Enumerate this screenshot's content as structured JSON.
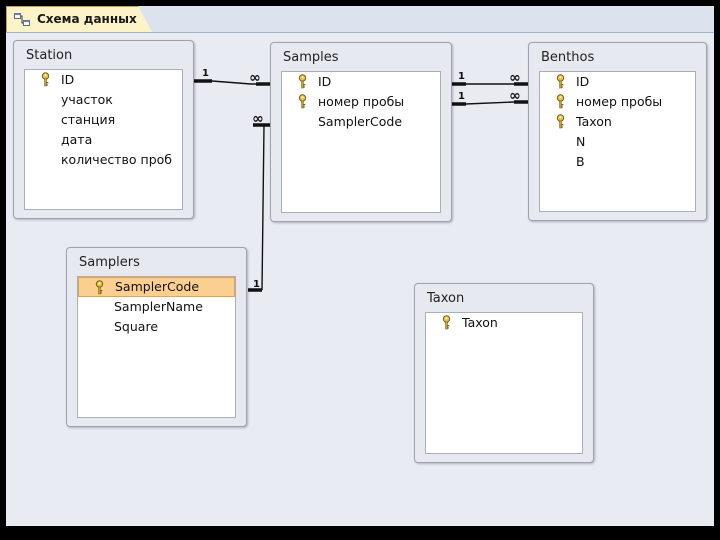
{
  "tab": {
    "label": "Схема данных",
    "icon": "relationships-icon"
  },
  "tables": {
    "station": {
      "title": "Station",
      "fields": [
        {
          "name": "ID",
          "key": true
        },
        {
          "name": "участок",
          "key": false
        },
        {
          "name": "станция",
          "key": false
        },
        {
          "name": "дата",
          "key": false
        },
        {
          "name": "количество проб",
          "key": false
        }
      ]
    },
    "samples": {
      "title": "Samples",
      "fields": [
        {
          "name": "ID",
          "key": true
        },
        {
          "name": "номер пробы",
          "key": true
        },
        {
          "name": "SamplerCode",
          "key": false
        }
      ]
    },
    "benthos": {
      "title": "Benthos",
      "fields": [
        {
          "name": "ID",
          "key": true
        },
        {
          "name": "номер пробы",
          "key": true
        },
        {
          "name": "Taxon",
          "key": true
        },
        {
          "name": "N",
          "key": false
        },
        {
          "name": "B",
          "key": false
        }
      ]
    },
    "samplers": {
      "title": "Samplers",
      "fields": [
        {
          "name": "SamplerCode",
          "key": true,
          "selected": true
        },
        {
          "name": "SamplerName",
          "key": false
        },
        {
          "name": "Square",
          "key": false
        }
      ]
    },
    "taxon": {
      "title": "Taxon",
      "fields": [
        {
          "name": "Taxon",
          "key": true
        }
      ]
    }
  },
  "relationships": [
    {
      "from": "Station.ID",
      "to": "Samples.ID",
      "from_card": "1",
      "to_card": "∞"
    },
    {
      "from": "Samples.ID",
      "to": "Benthos.ID",
      "from_card": "1",
      "to_card": "∞"
    },
    {
      "from": "Samples.номер пробы",
      "to": "Benthos.номер пробы",
      "from_card": "1",
      "to_card": "∞"
    },
    {
      "from": "Samplers.SamplerCode",
      "to": "Samples.SamplerCode",
      "from_card": "1",
      "to_card": "∞"
    }
  ],
  "colors": {
    "selection": "#fbcf8f",
    "canvas": "#e8ebf2",
    "frame": "#000000"
  }
}
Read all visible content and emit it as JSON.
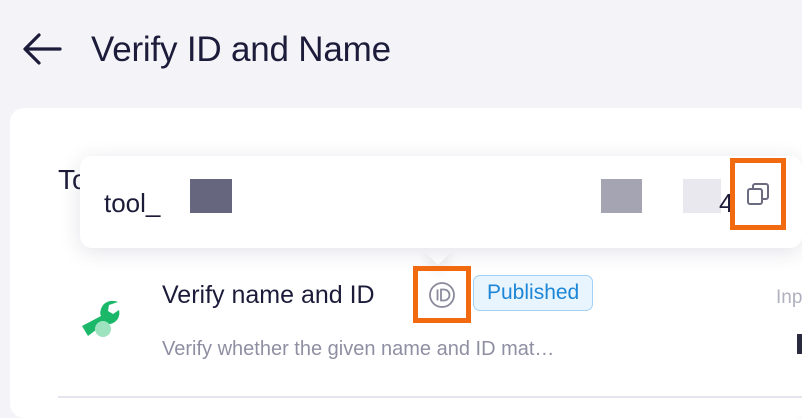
{
  "header": {
    "back_icon": "arrow-left-icon",
    "title": "Verify ID and Name"
  },
  "card": {
    "heading_partial": "To"
  },
  "tooltip": {
    "text": "tool_",
    "tail_char": "4",
    "copy_icon": "copy-icon"
  },
  "tool": {
    "icon": "wrench-icon",
    "icon_color": "#1cb86a",
    "name": "Verify name and ID",
    "id_icon": "id-icon",
    "status": "Published",
    "description": "Verify whether the given name and ID mat…",
    "right_label_partial": "Inp"
  },
  "colors": {
    "highlight": "#f26a0f",
    "badge_text": "#1d86d6"
  }
}
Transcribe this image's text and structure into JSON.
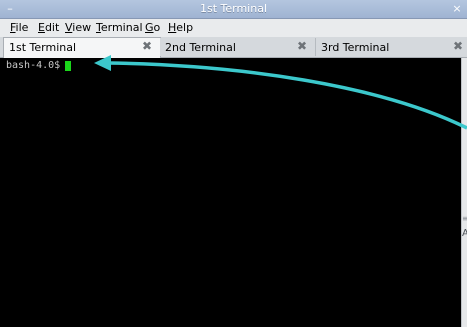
{
  "window": {
    "title": "1st Terminal"
  },
  "menu": [
    {
      "underline": "F",
      "rest": "ile"
    },
    {
      "underline": "E",
      "rest": "dit"
    },
    {
      "underline": "V",
      "rest": "iew"
    },
    {
      "underline": "T",
      "rest": "erminal"
    },
    {
      "underline": "G",
      "rest": "o"
    },
    {
      "underline": "H",
      "rest": "elp"
    }
  ],
  "tabs": [
    {
      "label": "1st Terminal",
      "active": true
    },
    {
      "label": "2nd Terminal",
      "active": false
    },
    {
      "label": "3rd Terminal",
      "active": false
    }
  ],
  "terminal": {
    "prompt": "bash-4.0$"
  },
  "colors": {
    "cursor": "#1bd61b",
    "arrow": "#3cc8cc"
  },
  "scrollbar": {
    "glyph": "≡",
    "letter": "A"
  }
}
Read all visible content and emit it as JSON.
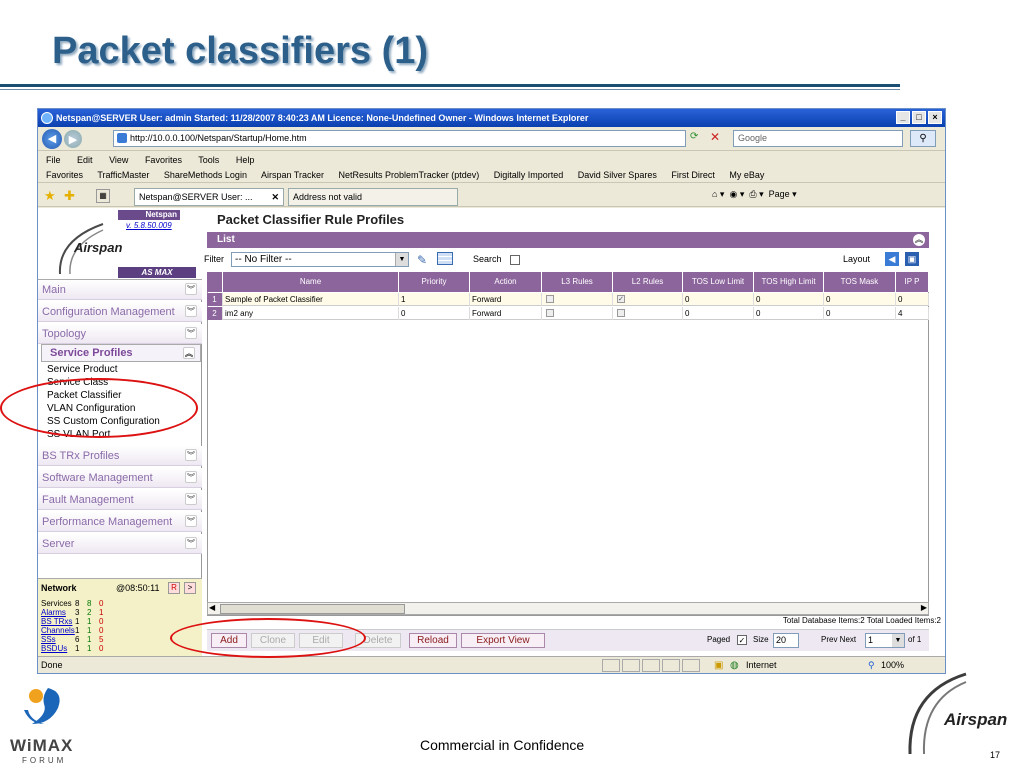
{
  "slide": {
    "title": "Packet classifiers (1)",
    "footer": "Commercial in Confidence",
    "page_number": "17",
    "wimax_logo": "WiMAX",
    "forum_logo": "FORUM",
    "airspan_logo": "Airspan"
  },
  "browser": {
    "title": "Netspan@SERVER User: admin Started: 11/28/2007 8:40:23 AM Licence: None-Undefined Owner - Windows Internet Explorer",
    "url": "http://10.0.0.100/Netspan/Startup/Home.htm",
    "search_placeholder": "Google",
    "menu": [
      "File",
      "Edit",
      "View",
      "Favorites",
      "Tools",
      "Help"
    ],
    "favorites": [
      "Favorites",
      "TrafficMaster",
      "ShareMethods Login",
      "Airspan Tracker",
      "NetResults ProblemTracker (ptdev)",
      "Digitally Imported",
      "David Silver Spares",
      "First Direct",
      "My eBay"
    ],
    "tabs": [
      "Netspan@SERVER User: ...",
      "Address not valid"
    ],
    "toolbar_page": "Page",
    "status_done": "Done",
    "status_zone": "Internet",
    "status_zoom": "100%"
  },
  "sidebar": {
    "netspan_badge": "Netspan",
    "version": "v. 5.8.50.009",
    "logo_text": "Airspan",
    "asmax": "AS MAX",
    "sections_top": [
      "Main",
      "Configuration Management",
      "Topology"
    ],
    "service_profiles_title": "Service Profiles",
    "service_profiles_items": [
      "Service Product",
      "Service Class",
      "Packet Classifier",
      "VLAN Configuration",
      "SS Custom Configuration",
      "SS VLAN Port"
    ],
    "sections_bottom": [
      "BS TRx Profiles",
      "Software Management",
      "Fault Management",
      "Performance Management",
      "Server"
    ],
    "network": {
      "label": "Network",
      "time": "@08:50:11",
      "btn_r": "R",
      "btn_next": ">",
      "rows": [
        {
          "name": "Services",
          "a": "8",
          "b": "8",
          "c": "0",
          "link": false
        },
        {
          "name": "Alarms",
          "a": "3",
          "b": "2",
          "c": "1",
          "link": true
        },
        {
          "name": "BS TRxs",
          "a": "1",
          "b": "1",
          "c": "0",
          "link": true
        },
        {
          "name": "Channels",
          "a": "1",
          "b": "1",
          "c": "0",
          "link": true
        },
        {
          "name": "SSs",
          "a": "6",
          "b": "1",
          "c": "5",
          "link": true
        },
        {
          "name": "BSDUs",
          "a": "1",
          "b": "1",
          "c": "0",
          "link": true
        }
      ]
    }
  },
  "main": {
    "title": "Packet Classifier Rule Profiles",
    "list_label": "List",
    "filter_label": "Filter",
    "filter_value": "-- No Filter --",
    "search_label": "Search",
    "layout_label": "Layout",
    "columns": [
      "Name",
      "Priority",
      "Action",
      "L3 Rules",
      "L2 Rules",
      "TOS Low Limit",
      "TOS High Limit",
      "TOS Mask",
      "IP P"
    ],
    "rows": [
      {
        "num": "1",
        "name": "Sample of Packet Classifier",
        "priority": "1",
        "action": "Forward",
        "l3": false,
        "l2": true,
        "tos_low": "0",
        "tos_high": "0",
        "tos_mask": "0",
        "ip": "0"
      },
      {
        "num": "2",
        "name": "im2 any",
        "priority": "0",
        "action": "Forward",
        "l3": false,
        "l2": false,
        "tos_low": "0",
        "tos_high": "0",
        "tos_mask": "0",
        "ip": "4"
      }
    ],
    "totals": "Total Database Items:2  Total Loaded Items:2",
    "buttons": {
      "add": "Add",
      "clone": "Clone",
      "edit": "Edit",
      "delete": "Delete",
      "reload": "Reload",
      "export": "Export View"
    },
    "paged_label": "Paged",
    "size_label": "Size",
    "size_value": "20",
    "prev_next": "Prev Next",
    "page_value": "1",
    "of_label": "of 1"
  }
}
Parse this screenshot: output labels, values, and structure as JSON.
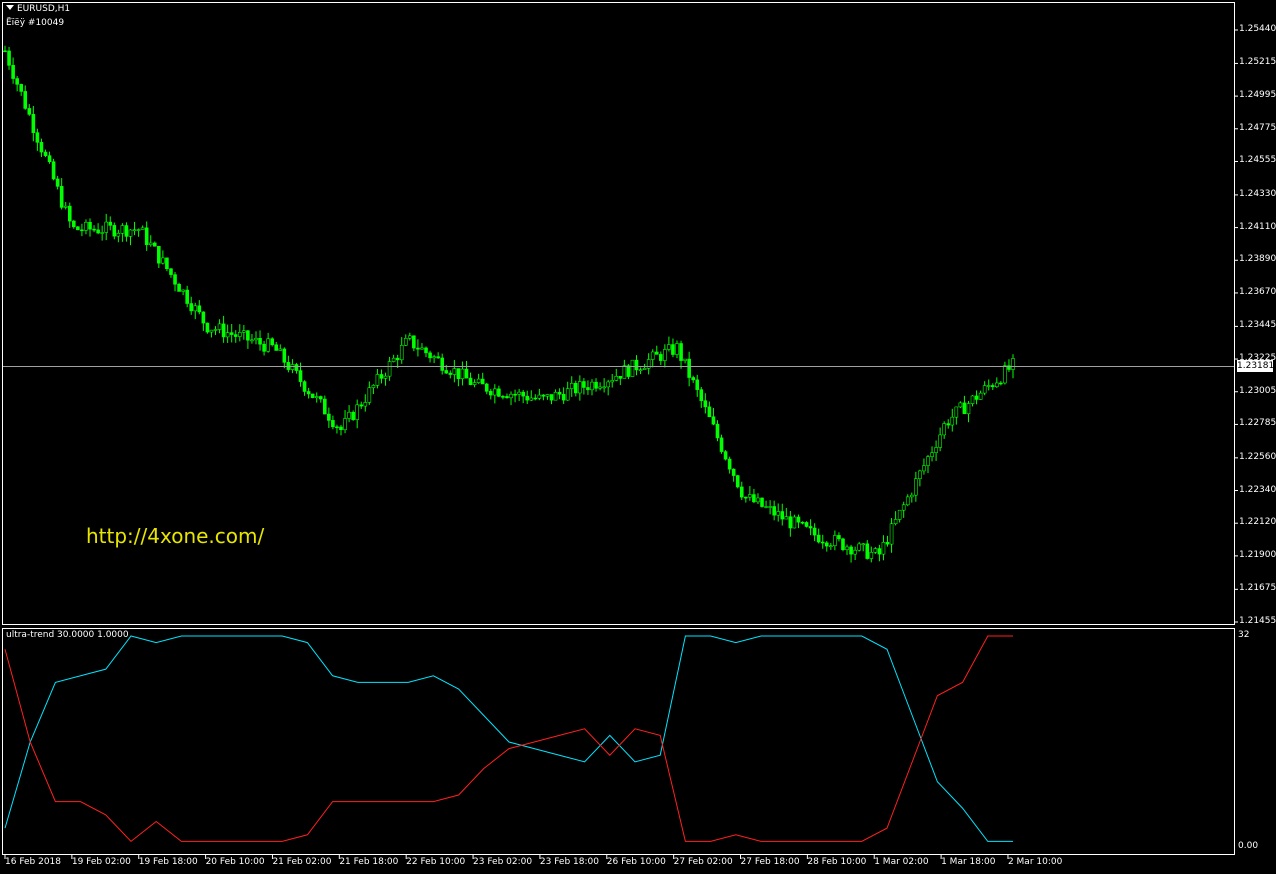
{
  "main_window": {
    "symbol_label": "EURUSD,H1",
    "expert_label": "Ëïëÿ #10049",
    "watermark": "http://4xone.com/",
    "current_price": "1.23181",
    "price_ticks": [
      "1.25440",
      "1.25215",
      "1.24995",
      "1.24775",
      "1.24555",
      "1.24330",
      "1.24110",
      "1.23890",
      "1.23670",
      "1.23445",
      "1.23225",
      "1.23005",
      "1.22785",
      "1.22560",
      "1.22340",
      "1.22120",
      "1.21900",
      "1.21675",
      "1.21455"
    ]
  },
  "indicator_window": {
    "label": "ultra-trend 30.0000 1.0000",
    "top_tick": "32",
    "bottom_tick": "0.00"
  },
  "time_axis": [
    "16 Feb 2018",
    "19 Feb 02:00",
    "19 Feb 18:00",
    "20 Feb 10:00",
    "21 Feb 02:00",
    "21 Feb 18:00",
    "22 Feb 10:00",
    "23 Feb 02:00",
    "23 Feb 18:00",
    "26 Feb 10:00",
    "27 Feb 02:00",
    "27 Feb 18:00",
    "28 Feb 10:00",
    "1 Mar 02:00",
    "1 Mar 18:00",
    "2 Mar 10:00"
  ],
  "colors": {
    "background": "#000000",
    "candles": "#00ff00",
    "grid_frame": "#ffffff",
    "price_line": "#a0a0a0",
    "ultra_up": "#00e5ff",
    "ultra_down": "#ff2020",
    "watermark": "#e6e600"
  },
  "chart_data": [
    {
      "type": "candlestick",
      "title": "EURUSD,H1",
      "ylim": [
        1.21455,
        1.2544
      ],
      "x_labels": [
        "16 Feb 2018",
        "19 Feb 02:00",
        "19 Feb 18:00",
        "20 Feb 10:00",
        "21 Feb 02:00",
        "21 Feb 18:00",
        "22 Feb 10:00",
        "23 Feb 02:00",
        "23 Feb 18:00",
        "26 Feb 10:00",
        "27 Feb 02:00",
        "27 Feb 18:00",
        "28 Feb 10:00",
        "1 Mar 02:00",
        "1 Mar 18:00",
        "2 Mar 10:00"
      ],
      "close_path_keypoints": [
        {
          "x": "16 Feb 2018",
          "y": 1.253
        },
        {
          "x": "19 Feb 02:00",
          "y": 1.241
        },
        {
          "x": "19 Feb 18:00",
          "y": 1.241
        },
        {
          "x": "20 Feb 10:00",
          "y": 1.2345
        },
        {
          "x": "21 Feb 02:00",
          "y": 1.233
        },
        {
          "x": "21 Feb 18:00",
          "y": 1.2275
        },
        {
          "x": "22 Feb 10:00",
          "y": 1.2335
        },
        {
          "x": "23 Feb 02:00",
          "y": 1.2305
        },
        {
          "x": "23 Feb 18:00",
          "y": 1.2295
        },
        {
          "x": "26 Feb 10:00",
          "y": 1.231
        },
        {
          "x": "27 Feb 02:00",
          "y": 1.233
        },
        {
          "x": "27 Feb 18:00",
          "y": 1.223
        },
        {
          "x": "28 Feb 10:00",
          "y": 1.2205
        },
        {
          "x": "1 Mar 02:00",
          "y": 1.219
        },
        {
          "x": "1 Mar 18:00",
          "y": 1.228
        },
        {
          "x": "2 Mar 10:00",
          "y": 1.2318
        }
      ],
      "last_price": 1.23181
    },
    {
      "type": "line",
      "title": "ultra-trend 30.0000 1.0000",
      "ylim": [
        0,
        32
      ],
      "series": [
        {
          "values": [
            3,
            16,
            25,
            26,
            27,
            32,
            31,
            32,
            32,
            32,
            32,
            32,
            31,
            26,
            25,
            25,
            25,
            26,
            24,
            20,
            16,
            15,
            14,
            13,
            17,
            13,
            14,
            32,
            32,
            31,
            32,
            32,
            32,
            32,
            32,
            30,
            20,
            10,
            6,
            1,
            1
          ]
        },
        {
          "values": [
            30,
            16,
            7,
            7,
            5,
            1,
            4,
            1,
            1,
            1,
            1,
            1,
            2,
            7,
            7,
            7,
            7,
            7,
            8,
            12,
            15,
            16,
            17,
            18,
            14,
            18,
            17,
            1,
            1,
            2,
            1,
            1,
            1,
            1,
            1,
            3,
            13,
            23,
            25,
            32,
            32
          ]
        }
      ]
    }
  ]
}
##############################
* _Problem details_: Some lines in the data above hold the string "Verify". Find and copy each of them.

* _Output for this task_:
    "title": "Verify ID and Name"
    "name": "Verify name and ID",
    "description": "Verify whether the given name and ID mat…",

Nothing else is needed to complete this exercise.